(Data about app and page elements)
★ ★ ★
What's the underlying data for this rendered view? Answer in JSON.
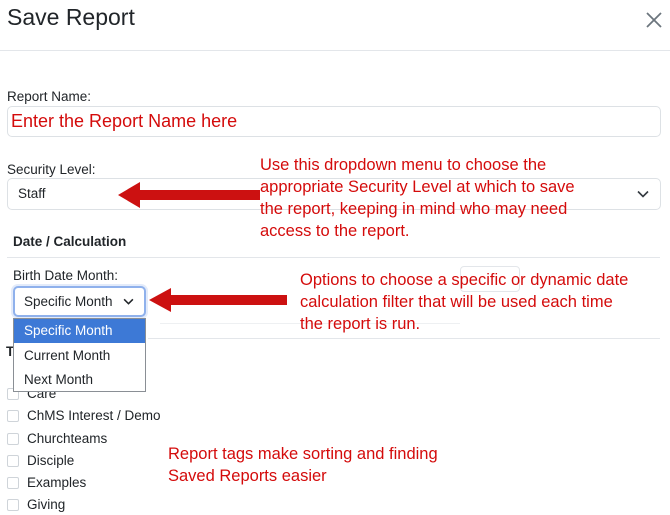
{
  "dialog": {
    "title": "Save Report"
  },
  "report_name": {
    "label": "Report Name:",
    "placeholder": "Enter the Report Name here"
  },
  "security_level": {
    "label": "Security Level:",
    "value": "Staff"
  },
  "date_calc": {
    "section_title": "Date / Calculation",
    "field_label": "Birth Date Month:",
    "selected": "Specific Month",
    "options": [
      "Specific Month",
      "Current Month",
      "Next Month"
    ]
  },
  "tags": {
    "heading": "T",
    "items": [
      "Care",
      "ChMS Interest / Demo",
      "Churchteams",
      "Disciple",
      "Examples",
      "Giving"
    ]
  },
  "annotations": {
    "security": "Use this dropdown menu to choose the appropriate Security Level at which to save the report, keeping in mind who may need access to the report.",
    "security_lines": [
      "Use this dropdown menu to choose the",
      "appropriate Security Level at which to save",
      "the report, keeping in mind who may need",
      "access to the report."
    ],
    "date_lines": [
      "Options to choose a specific or dynamic date",
      "calculation filter that will be used each time",
      "the report is run."
    ],
    "tags_lines": [
      "Report tags make sorting and finding",
      "Saved Reports easier"
    ]
  },
  "colors": {
    "annotation_red": "#d40b0b",
    "selected_option_bg": "#3d79d6",
    "focus_border": "#8fb1ec"
  }
}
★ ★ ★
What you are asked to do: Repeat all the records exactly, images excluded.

Result of the exercise:
What's the underlying data for this rendered view? Answer in JSON.
{
  "dialog": {
    "title": "Save Report"
  },
  "report_name": {
    "label": "Report Name:",
    "placeholder": "Enter the Report Name here"
  },
  "security_level": {
    "label": "Security Level:",
    "value": "Staff"
  },
  "date_calc": {
    "section_title": "Date / Calculation",
    "field_label": "Birth Date Month:",
    "selected": "Specific Month",
    "options": [
      "Specific Month",
      "Current Month",
      "Next Month"
    ]
  },
  "tags": {
    "heading": "T",
    "items": [
      "Care",
      "ChMS Interest / Demo",
      "Churchteams",
      "Disciple",
      "Examples",
      "Giving"
    ]
  },
  "annotations": {
    "security": "Use this dropdown menu to choose the appropriate Security Level at which to save the report, keeping in mind who may need access to the report.",
    "security_lines": [
      "Use this dropdown menu to choose the",
      "appropriate Security Level at which to save",
      "the report, keeping in mind who may need",
      "access to the report."
    ],
    "date_lines": [
      "Options to choose a specific or dynamic date",
      "calculation filter that will be used each time",
      "the report is run."
    ],
    "tags_lines": [
      "Report tags make sorting and finding",
      "Saved Reports easier"
    ]
  },
  "colors": {
    "annotation_red": "#d40b0b",
    "selected_option_bg": "#3d79d6",
    "focus_border": "#8fb1ec"
  }
}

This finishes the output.